Lilies will go all out to get hands on silverware, insists Doyle
Promotion to the top flight is already assured but Kildare's Eoin Doyle insists the Lilies will be going all out for a chance to collect silverware in Croke Park on Sunday.
Kildare face Galway for the second time in seven days in the Division 2 decider this weekend. And while securing Division 1 football was the big prize, Doyle wants his side to have the experience of collecting a trophy at HQ.
"The biggest thing is promotion, definitely, yeah. But it's important that when there is silverware up for grabs that you take it," he said.
"Galway won a Connacht title last year, but up until that maybe they mightn't have had the silverware they would have wanted, like ourselves. We haven't got the silverware that we wanted so when there is one up for grabs it is important."
Doyle (26) identified Kildare's fast start to the league that saw them beat fellow promotion hopefuls Meath and Cork in recent weeks as key to their successful campaign.
And pointing to last year's qualifier defeat to Mayo, where a slow start saw them ultimately proved their undoing, he believes the exposure to more top-class opposition will serve them well.
"It's too late to be responding to these things, you have to be proactive and go out first," he said. "You do learn a lot. . . you learn the intensity, it was one thing I took from that game - Mayo brought a massive intensity right from the first ball that was thrown-in.
"From their full forward line back it was just work, work, work and as a result of that they were able to get the scores, find the men in the best position.
"That's not by coincidence: they train like that, they play like that, and even at that top level that kind of comes automatic to them - and that's where we're trying to get to, that from the first time that ball is thrown in that we get to that level straight away."
Kildare are on the opposite side of the Leinster Championship draw to Dublin and couldn't meet Jim Gavin's side until a provincial final. But Doyle believes last year taught them that they can't look too far ahead.
"Last year we were on that side of the draw and we didn't get to (a final). . . we lost a Leinster semi-final," he said. '
"It doesn't make a difference, you have to just win the game that you are playing and focus on that game.

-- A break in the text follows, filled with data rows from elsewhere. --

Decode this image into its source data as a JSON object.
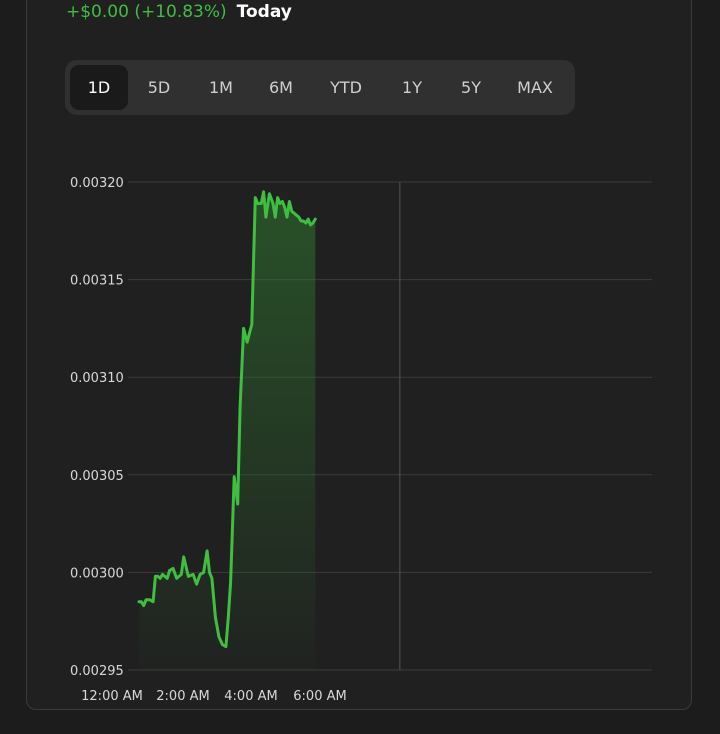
{
  "header": {
    "change_text": "+$0.00 (+10.83%)",
    "period_label": "Today"
  },
  "ranges": {
    "active": "1D",
    "items": [
      "1D",
      "5D",
      "1M",
      "6M",
      "YTD",
      "1Y",
      "5Y",
      "MAX"
    ]
  },
  "colors": {
    "line": "#3fbf3f",
    "fill": "#2e6b2e",
    "background": "#202020",
    "grid": "#3b3b3b"
  },
  "chart_data": {
    "type": "area",
    "title": "",
    "xlabel": "",
    "ylabel": "",
    "ylim": [
      0.00295,
      0.0032
    ],
    "yticks": [
      "0.00320",
      "0.00315",
      "0.00310",
      "0.00305",
      "0.00300",
      "0.00295"
    ],
    "xticks": [
      "12:00 AM",
      "2:00 AM",
      "4:00 AM",
      "6:00 AM"
    ],
    "x_hours_range": [
      0,
      16
    ],
    "current_marker_hour": 11.1,
    "grid": true,
    "series": [
      {
        "x": [
          0.0,
          0.1,
          0.2,
          0.3,
          0.45,
          0.6,
          0.7,
          0.8,
          0.9,
          1.0,
          1.2,
          1.3,
          1.45,
          1.6,
          1.8,
          1.9,
          2.1,
          2.3,
          2.45,
          2.6,
          2.75,
          2.9,
          3.0,
          3.1,
          3.25,
          3.4,
          3.55,
          3.7,
          3.8,
          3.9,
          4.05,
          4.2,
          4.3,
          4.45,
          4.6,
          4.8,
          4.95,
          5.05,
          5.2,
          5.3,
          5.4,
          5.55,
          5.7,
          5.8,
          5.9,
          6.0,
          6.1,
          6.2,
          6.3,
          6.4,
          6.5,
          6.6,
          6.7,
          6.8,
          6.9,
          7.0,
          7.1,
          7.2,
          7.3,
          7.4,
          7.5
        ],
        "values": [
          0.002985,
          0.002985,
          0.002983,
          0.002986,
          0.002986,
          0.002985,
          0.002998,
          0.002998,
          0.002997,
          0.002999,
          0.002997,
          0.003001,
          0.003002,
          0.002997,
          0.002999,
          0.003008,
          0.002998,
          0.002999,
          0.002994,
          0.002999,
          0.003,
          0.003011,
          0.003,
          0.002997,
          0.002977,
          0.002967,
          0.002963,
          0.002962,
          0.002977,
          0.002995,
          0.003049,
          0.003035,
          0.003085,
          0.003125,
          0.003118,
          0.003127,
          0.003192,
          0.003189,
          0.003189,
          0.003195,
          0.003182,
          0.003194,
          0.003189,
          0.003182,
          0.003192,
          0.003189,
          0.00319,
          0.003187,
          0.003182,
          0.00319,
          0.003185,
          0.003184,
          0.003183,
          0.003182,
          0.00318,
          0.00318,
          0.003179,
          0.003181,
          0.003178,
          0.003179,
          0.003181
        ]
      }
    ]
  }
}
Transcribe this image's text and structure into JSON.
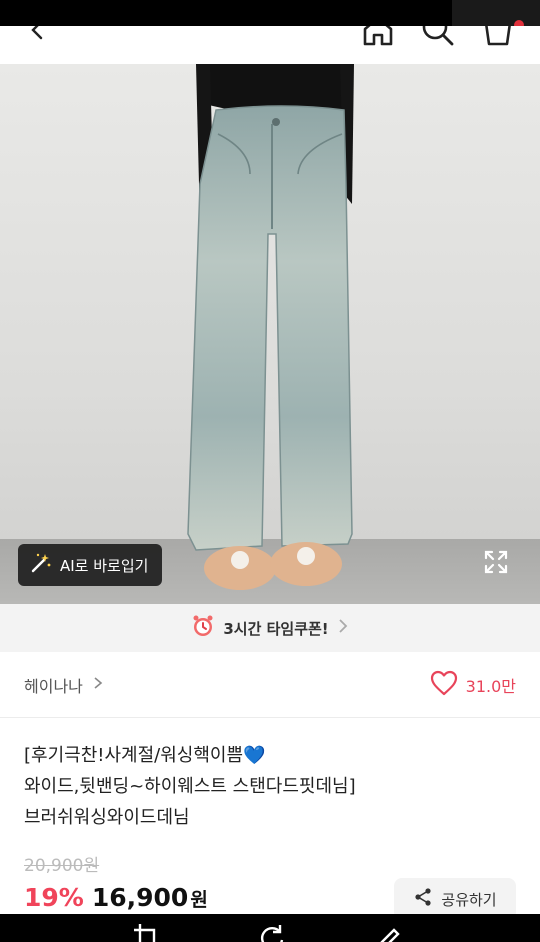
{
  "hero": {
    "ai_try_label": "AI로 바로입기"
  },
  "coupon": {
    "label": "3시간 타임쿠폰!"
  },
  "seller": {
    "name": "헤이나나",
    "likes": "31.0만"
  },
  "product": {
    "title_lines": [
      "[후기극찬!사계절/워싱핵이쁨💙",
      "와이드,뒷밴딩~하이웨스트 스탠다드핏데님]",
      "브러쉬워싱와이드데님"
    ],
    "original_price": "20,900원",
    "discount": "19%",
    "sale_price": "16,900",
    "currency": "원"
  },
  "share": {
    "label": "공유하기"
  },
  "colors": {
    "accent": "#f0445a",
    "denim": "#a7b9b7"
  }
}
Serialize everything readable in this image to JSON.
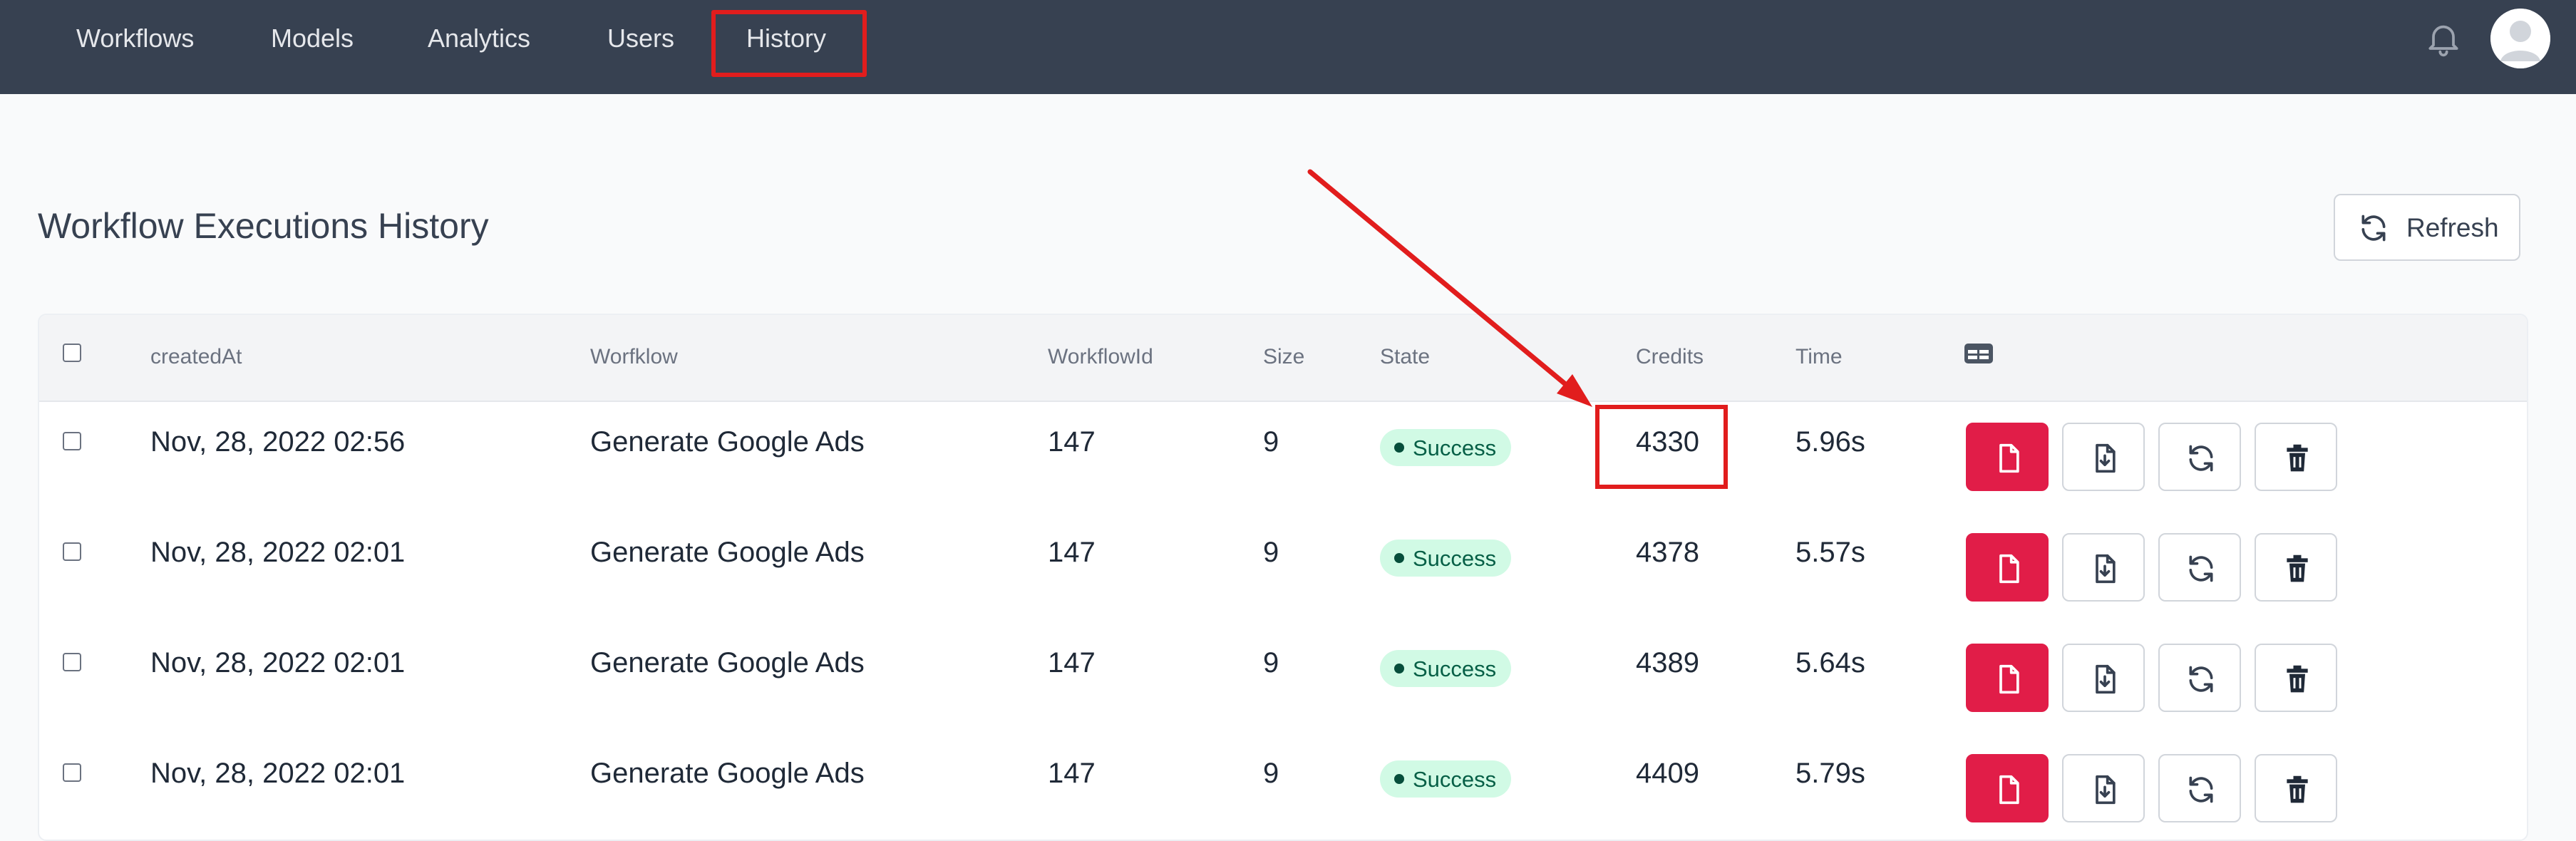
{
  "nav": {
    "items": [
      "Workflows",
      "Models",
      "Analytics",
      "Users",
      "History"
    ]
  },
  "page": {
    "title": "Workflow Executions History",
    "refresh_label": "Refresh"
  },
  "table": {
    "columns": {
      "created_at": "createdAt",
      "workflow": "Worfklow",
      "workflow_id": "WorkflowId",
      "size": "Size",
      "state": "State",
      "credits": "Credits",
      "time": "Time"
    },
    "rows": [
      {
        "created_at": "Nov, 28, 2022 02:56",
        "workflow": "Generate Google Ads",
        "workflow_id": "147",
        "size": "9",
        "state": "Success",
        "credits": "4330",
        "time": "5.96s"
      },
      {
        "created_at": "Nov, 28, 2022 02:01",
        "workflow": "Generate Google Ads",
        "workflow_id": "147",
        "size": "9",
        "state": "Success",
        "credits": "4378",
        "time": "5.57s"
      },
      {
        "created_at": "Nov, 28, 2022 02:01",
        "workflow": "Generate Google Ads",
        "workflow_id": "147",
        "size": "9",
        "state": "Success",
        "credits": "4389",
        "time": "5.64s"
      },
      {
        "created_at": "Nov, 28, 2022 02:01",
        "workflow": "Generate Google Ads",
        "workflow_id": "147",
        "size": "9",
        "state": "Success",
        "credits": "4409",
        "time": "5.79s"
      }
    ],
    "row_actions": [
      "file-icon",
      "download-file-icon",
      "rerun-icon",
      "trash-icon"
    ]
  },
  "icons": {
    "notifications": "bell-icon",
    "user": "avatar",
    "refresh": "refresh-icon",
    "column_settings": "columns-icon"
  },
  "colors": {
    "navbar": "#374151",
    "primary_action": "#e11d48",
    "success_badge_bg": "#d1fae5",
    "success_badge_text": "#065f46",
    "annotation": "#e11d1d"
  }
}
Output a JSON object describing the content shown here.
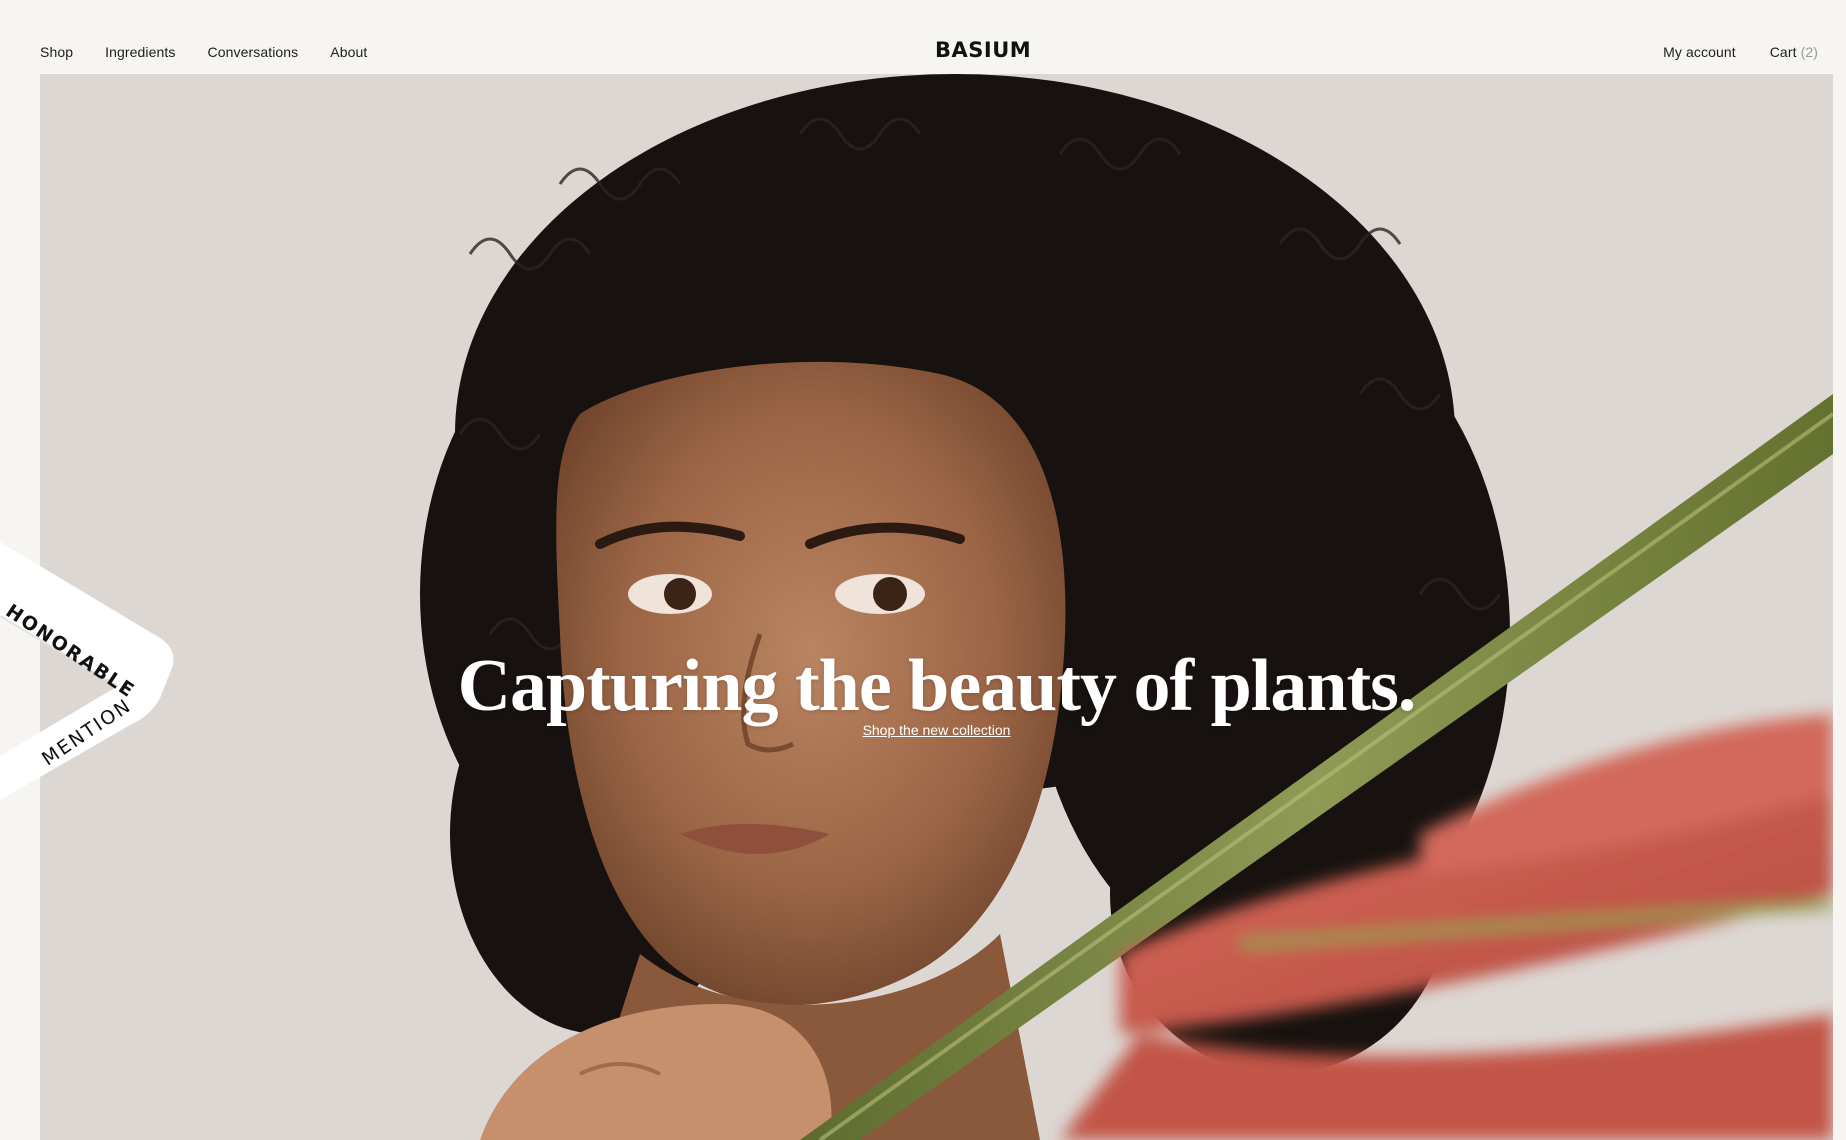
{
  "nav": {
    "left": [
      {
        "label": "Shop"
      },
      {
        "label": "Ingredients"
      },
      {
        "label": "Conversations"
      },
      {
        "label": "About"
      }
    ],
    "logo": "BASIUM",
    "account": "My account",
    "cart_label": "Cart",
    "cart_count": "(2)"
  },
  "hero": {
    "title": "Capturing the beauty of plants.",
    "cta": "Shop the new collection"
  },
  "badge": {
    "line1": "HONORABLE",
    "line2": "MENTION"
  },
  "colors": {
    "page_bg": "#f7f5f1",
    "hero_bg": "#ded8d4",
    "text_dark": "#1d1d1b",
    "hero_text": "#ffffff",
    "stem_green": "#7d8a45",
    "flower_red": "#c9584d"
  }
}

If you get to that level where we are playing (Dublin), we'll have won a couple of good games and got good results in the lead-up."